SHORT TERM /FRIDAY NIGHT THROUGH MONDAY/... As of 200 PM EST Thursday: The persistent upper ridge will remain in place over the western Atlantic with corresponding surface high allowing low-level WAA to continue across the Southeast. As we start the period on Friday night, a sharp shortwave pushing across the Rockies will begin to lift into the Plains, while a warm front remains in place from TX to the OH Valley. This will result in a continued focus of prolonged excessive rain across that area. Impacts to our area will be pretty minimal, but continue upslope flow toward the mountains will allow for intermittent showery conditions to continue, with an uptick starting Saturday afternoon. With the warm and humid conditions, there may be enough surface instability to get a few thunderstorms especially across southern zones, but nothing too significant. The bigger story will be the continued ridiculously warm temperatures, with lows remaining closer to seasonal highs, and highs 15-20 degrees above normal, both around record territory.
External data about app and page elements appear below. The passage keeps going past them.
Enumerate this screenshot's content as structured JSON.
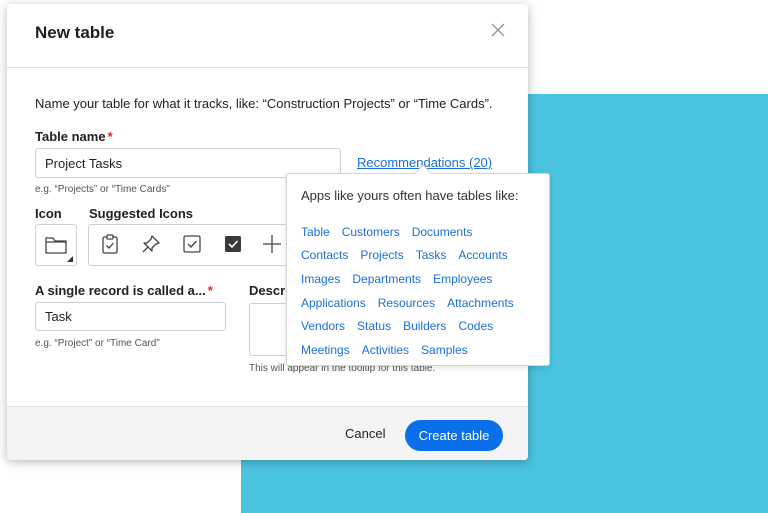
{
  "dialog": {
    "title": "New table",
    "intro": "Name your table for what it tracks, like: “Construction Projects” or “Time Cards”.",
    "table_name": {
      "label": "Table name",
      "required": "*",
      "value": "Project Tasks",
      "hint": "e.g. “Projects” or “Time Cards”"
    },
    "recommendations_link": "Recommendations (20)",
    "icon_label": "Icon",
    "suggested_icons_label": "Suggested Icons",
    "suggested_icons": [
      "clipboard-check-icon",
      "pin-icon",
      "checkbox-icon",
      "checkbox-filled-icon",
      "plus-icon"
    ],
    "single_record": {
      "label": "A single record is called a...",
      "required": "*",
      "value": "Task",
      "hint": "e.g. “Project” or “Time Card”"
    },
    "description": {
      "label": "Descri",
      "hint": "This will appear in the tooltip for this table."
    },
    "footer": {
      "cancel": "Cancel",
      "create": "Create table"
    }
  },
  "popover": {
    "title": "Apps like yours often have tables like:",
    "rows": [
      [
        "Table",
        "Customers",
        "Documents"
      ],
      [
        "Contacts",
        "Projects",
        "Tasks",
        "Accounts"
      ],
      [
        "Images",
        "Departments",
        "Employees"
      ],
      [
        "Applications",
        "Resources",
        "Attachments"
      ],
      [
        "Vendors",
        "Status",
        "Builders",
        "Codes"
      ],
      [
        "Meetings",
        "Activities",
        "Samples"
      ]
    ]
  },
  "colors": {
    "accent": "#0a6fe8",
    "link": "#1a6fd8",
    "required": "#e0282e",
    "background_shape": "#4ac3df"
  }
}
This will continue on Sunday, but could see highs Sunday just a couple of degrees cooler with increased cloud cover (see below).
During the day Saturday, another shortwave will dive down the NW flow behind the Plains wave into the Rockies, acting to finally kick the systems east. The upper ridge will be forced SW and will continue to slowly retrograde as we push into the extended. However, for Sunday, the cold front will stretch across our area and elongate as it stalls, while that secondary shortwave pulls another slug of moisture out of the Gulf and toward the Southern Appalachians, keeping pops in the area through at least Monday morning, though the ECMWF is a little slower with the final kick and doesn't move pops out until Monday evening. Where the front ends up across the area Sunday into Monday will of course significantly impact temperatures and confidence is low, but for now given the pattern figured it's better to err on the warm side so generally trended toward the slower ECMWF. Even so, Monday highs will be much more reasonable (still above normal), with improvement expected into the extended as the front finally scours the airmass out.
LONG TERM /MONDAY NIGHT THROUGH THURSDAY/... As of 230 PM EST Thursday: Behind the front Monday night into Tuesday, conditions look much more seasonable (still slightly above normal temperatures) and overall pleasant with dry high pressure dominating the area into Tuesday night. The upper ridge will be over the western Caribbean by this point, but a deepening trough across the Desert SW (cutoff low on the ECMWF but sharp/deep trough on GFS) will start raising some ruckus for the end of the period. Another round of moisture will lift toward the area during the day on Wednesday as, once again, low-level WAA increases around the western periphery of the surface high that will be centered just off the NC/VA coast. Differences in the operational models become more unsurprisingly more significant toward the end of the period, but generally still looks like moisture will be lingering with temperatures remaining above normal.